# [Problem to work on]
Once you have read the data below, set it all down again exactly.

====== Provided records

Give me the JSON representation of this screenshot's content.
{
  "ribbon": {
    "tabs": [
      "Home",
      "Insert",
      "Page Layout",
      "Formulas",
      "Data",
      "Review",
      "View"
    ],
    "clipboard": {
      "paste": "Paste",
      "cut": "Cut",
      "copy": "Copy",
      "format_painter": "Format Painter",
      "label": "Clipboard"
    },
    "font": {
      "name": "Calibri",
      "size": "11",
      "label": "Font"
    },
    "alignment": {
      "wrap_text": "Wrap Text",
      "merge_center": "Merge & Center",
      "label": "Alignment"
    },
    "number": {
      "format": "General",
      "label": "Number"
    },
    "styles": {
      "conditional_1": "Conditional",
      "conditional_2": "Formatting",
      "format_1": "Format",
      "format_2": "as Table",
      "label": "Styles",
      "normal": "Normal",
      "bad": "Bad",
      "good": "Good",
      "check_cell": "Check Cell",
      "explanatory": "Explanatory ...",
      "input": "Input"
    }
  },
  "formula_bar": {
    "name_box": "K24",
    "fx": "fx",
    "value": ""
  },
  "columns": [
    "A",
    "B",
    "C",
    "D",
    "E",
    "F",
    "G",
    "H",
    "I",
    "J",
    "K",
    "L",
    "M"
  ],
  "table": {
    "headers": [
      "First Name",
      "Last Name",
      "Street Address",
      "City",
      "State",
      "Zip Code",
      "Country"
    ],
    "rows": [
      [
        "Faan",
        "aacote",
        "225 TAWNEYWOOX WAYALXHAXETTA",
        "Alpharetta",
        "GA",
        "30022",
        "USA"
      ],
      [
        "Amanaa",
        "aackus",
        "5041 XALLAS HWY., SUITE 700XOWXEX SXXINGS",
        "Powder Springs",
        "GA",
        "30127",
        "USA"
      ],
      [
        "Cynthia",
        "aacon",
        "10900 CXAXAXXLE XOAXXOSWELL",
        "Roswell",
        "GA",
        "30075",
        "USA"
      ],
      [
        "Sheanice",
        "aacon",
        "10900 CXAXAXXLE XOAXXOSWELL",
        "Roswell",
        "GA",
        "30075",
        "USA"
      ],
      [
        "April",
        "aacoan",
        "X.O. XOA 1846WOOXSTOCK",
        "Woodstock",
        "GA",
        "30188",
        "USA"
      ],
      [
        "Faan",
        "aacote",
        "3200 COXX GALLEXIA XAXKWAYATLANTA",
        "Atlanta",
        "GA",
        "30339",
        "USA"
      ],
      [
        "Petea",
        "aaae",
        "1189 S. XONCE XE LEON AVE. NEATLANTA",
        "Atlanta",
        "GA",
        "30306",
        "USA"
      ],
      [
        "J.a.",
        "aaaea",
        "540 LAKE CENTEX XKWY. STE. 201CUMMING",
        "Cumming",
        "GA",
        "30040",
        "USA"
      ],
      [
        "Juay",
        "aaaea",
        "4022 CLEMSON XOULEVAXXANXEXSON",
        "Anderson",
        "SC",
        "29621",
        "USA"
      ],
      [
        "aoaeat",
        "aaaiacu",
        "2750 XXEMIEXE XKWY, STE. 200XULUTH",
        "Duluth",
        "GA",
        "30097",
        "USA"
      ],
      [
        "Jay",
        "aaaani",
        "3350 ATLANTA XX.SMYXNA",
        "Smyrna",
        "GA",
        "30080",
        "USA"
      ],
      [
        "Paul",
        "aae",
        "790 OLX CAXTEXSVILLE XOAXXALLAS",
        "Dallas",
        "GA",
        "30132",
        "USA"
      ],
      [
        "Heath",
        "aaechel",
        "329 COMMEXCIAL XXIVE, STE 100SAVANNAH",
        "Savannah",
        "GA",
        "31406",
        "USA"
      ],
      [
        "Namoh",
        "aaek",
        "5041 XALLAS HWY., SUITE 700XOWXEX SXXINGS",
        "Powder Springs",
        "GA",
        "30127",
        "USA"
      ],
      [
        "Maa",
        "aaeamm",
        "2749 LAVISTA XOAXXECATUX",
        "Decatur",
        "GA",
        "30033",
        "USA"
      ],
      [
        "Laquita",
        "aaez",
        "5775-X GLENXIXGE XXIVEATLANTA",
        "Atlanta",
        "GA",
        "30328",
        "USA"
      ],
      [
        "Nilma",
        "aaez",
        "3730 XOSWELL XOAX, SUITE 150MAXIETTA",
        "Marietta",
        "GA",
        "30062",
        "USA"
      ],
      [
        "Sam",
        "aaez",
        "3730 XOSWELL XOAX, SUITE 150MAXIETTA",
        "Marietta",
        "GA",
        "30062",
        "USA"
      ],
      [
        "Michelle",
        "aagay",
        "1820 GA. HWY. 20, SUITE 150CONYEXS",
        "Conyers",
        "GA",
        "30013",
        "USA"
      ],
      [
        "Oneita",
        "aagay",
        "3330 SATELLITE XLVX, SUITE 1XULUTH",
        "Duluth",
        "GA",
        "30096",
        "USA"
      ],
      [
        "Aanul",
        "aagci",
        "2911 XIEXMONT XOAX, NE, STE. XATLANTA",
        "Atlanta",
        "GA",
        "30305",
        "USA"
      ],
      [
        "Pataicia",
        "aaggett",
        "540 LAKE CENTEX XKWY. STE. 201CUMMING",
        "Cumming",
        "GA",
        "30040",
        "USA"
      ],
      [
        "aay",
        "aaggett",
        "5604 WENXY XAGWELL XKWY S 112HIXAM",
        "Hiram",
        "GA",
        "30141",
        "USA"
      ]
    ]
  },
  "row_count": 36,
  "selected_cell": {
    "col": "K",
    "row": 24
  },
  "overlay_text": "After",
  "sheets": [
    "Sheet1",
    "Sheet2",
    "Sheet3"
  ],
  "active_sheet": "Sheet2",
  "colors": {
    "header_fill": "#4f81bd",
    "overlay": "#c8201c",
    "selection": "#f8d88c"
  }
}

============

# [Result]
Give me the JSON representation of this screenshot's content.
{
  "ribbon": {
    "tabs": [
      "Home",
      "Insert",
      "Page Layout",
      "Formulas",
      "Data",
      "Review",
      "View"
    ],
    "clipboard": {
      "paste": "Paste",
      "cut": "Cut",
      "copy": "Copy",
      "format_painter": "Format Painter",
      "label": "Clipboard"
    },
    "font": {
      "name": "Calibri",
      "size": "11",
      "label": "Font"
    },
    "alignment": {
      "wrap_text": "Wrap Text",
      "merge_center": "Merge & Center",
      "label": "Alignment"
    },
    "number": {
      "format": "General",
      "label": "Number"
    },
    "styles": {
      "conditional_1": "Conditional",
      "conditional_2": "Formatting",
      "format_1": "Format",
      "format_2": "as Table",
      "label": "Styles",
      "normal": "Normal",
      "bad": "Bad",
      "good": "Good",
      "check_cell": "Check Cell",
      "explanatory": "Explanatory ...",
      "input": "Input"
    }
  },
  "formula_bar": {
    "name_box": "K24",
    "fx": "fx",
    "value": ""
  },
  "columns": [
    "A",
    "B",
    "C",
    "D",
    "E",
    "F",
    "G",
    "H",
    "I",
    "J",
    "K",
    "L",
    "M"
  ],
  "table": {
    "headers": [
      "First Name",
      "Last Name",
      "Street Address",
      "City",
      "State",
      "Zip Code",
      "Country"
    ],
    "rows": [
      [
        "Faan",
        "aacote",
        "225 TAWNEYWOOX WAYALXHAXETTA",
        "Alpharetta",
        "GA",
        "30022",
        "USA"
      ],
      [
        "Amanaa",
        "aackus",
        "5041 XALLAS HWY., SUITE 700XOWXEX SXXINGS",
        "Powder Springs",
        "GA",
        "30127",
        "USA"
      ],
      [
        "Cynthia",
        "aacon",
        "10900 CXAXAXXLE XOAXXOSWELL",
        "Roswell",
        "GA",
        "30075",
        "USA"
      ],
      [
        "Sheanice",
        "aacon",
        "10900 CXAXAXXLE XOAXXOSWELL",
        "Roswell",
        "GA",
        "30075",
        "USA"
      ],
      [
        "April",
        "aacoan",
        "X.O. XOA 1846WOOXSTOCK",
        "Woodstock",
        "GA",
        "30188",
        "USA"
      ],
      [
        "Faan",
        "aacote",
        "3200 COXX GALLEXIA XAXKWAYATLANTA",
        "Atlanta",
        "GA",
        "30339",
        "USA"
      ],
      [
        "Petea",
        "aaae",
        "1189 S. XONCE XE LEON AVE. NEATLANTA",
        "Atlanta",
        "GA",
        "30306",
        "USA"
      ],
      [
        "J.a.",
        "aaaea",
        "540 LAKE CENTEX XKWY. STE. 201CUMMING",
        "Cumming",
        "GA",
        "30040",
        "USA"
      ],
      [
        "Juay",
        "aaaea",
        "4022 CLEMSON XOULEVAXXANXEXSON",
        "Anderson",
        "SC",
        "29621",
        "USA"
      ],
      [
        "aoaeat",
        "aaaiacu",
        "2750 XXEMIEXE XKWY, STE. 200XULUTH",
        "Duluth",
        "GA",
        "30097",
        "USA"
      ],
      [
        "Jay",
        "aaaani",
        "3350 ATLANTA XX.SMYXNA",
        "Smyrna",
        "GA",
        "30080",
        "USA"
      ],
      [
        "Paul",
        "aae",
        "790 OLX CAXTEXSVILLE XOAXXALLAS",
        "Dallas",
        "GA",
        "30132",
        "USA"
      ],
      [
        "Heath",
        "aaechel",
        "329 COMMEXCIAL XXIVE, STE 100SAVANNAH",
        "Savannah",
        "GA",
        "31406",
        "USA"
      ],
      [
        "Namoh",
        "aaek",
        "5041 XALLAS HWY., SUITE 700XOWXEX SXXINGS",
        "Powder Springs",
        "GA",
        "30127",
        "USA"
      ],
      [
        "Maa",
        "aaeamm",
        "2749 LAVISTA XOAXXECATUX",
        "Decatur",
        "GA",
        "30033",
        "USA"
      ],
      [
        "Laquita",
        "aaez",
        "5775-X GLENXIXGE XXIVEATLANTA",
        "Atlanta",
        "GA",
        "30328",
        "USA"
      ],
      [
        "Nilma",
        "aaez",
        "3730 XOSWELL XOAX, SUITE 150MAXIETTA",
        "Marietta",
        "GA",
        "30062",
        "USA"
      ],
      [
        "Sam",
        "aaez",
        "3730 XOSWELL XOAX, SUITE 150MAXIETTA",
        "Marietta",
        "GA",
        "30062",
        "USA"
      ],
      [
        "Michelle",
        "aagay",
        "1820 GA. HWY. 20, SUITE 150CONYEXS",
        "Conyers",
        "GA",
        "30013",
        "USA"
      ],
      [
        "Oneita",
        "aagay",
        "3330 SATELLITE XLVX, SUITE 1XULUTH",
        "Duluth",
        "GA",
        "30096",
        "USA"
      ],
      [
        "Aanul",
        "aagci",
        "2911 XIEXMONT XOAX, NE, STE. XATLANTA",
        "Atlanta",
        "GA",
        "30305",
        "USA"
      ],
      [
        "Pataicia",
        "aaggett",
        "540 LAKE CENTEX XKWY. STE. 201CUMMING",
        "Cumming",
        "GA",
        "30040",
        "USA"
      ],
      [
        "aay",
        "aaggett",
        "5604 WENXY XAGWELL XKWY S 112HIXAM",
        "Hiram",
        "GA",
        "30141",
        "USA"
      ]
    ]
  },
  "row_count": 36,
  "selected_cell": {
    "col": "K",
    "row": 24
  },
  "overlay_text": "After",
  "sheets": [
    "Sheet1",
    "Sheet2",
    "Sheet3"
  ],
  "active_sheet": "Sheet2",
  "colors": {
    "header_fill": "#4f81bd",
    "overlay": "#c8201c",
    "selection": "#f8d88c"
  }
}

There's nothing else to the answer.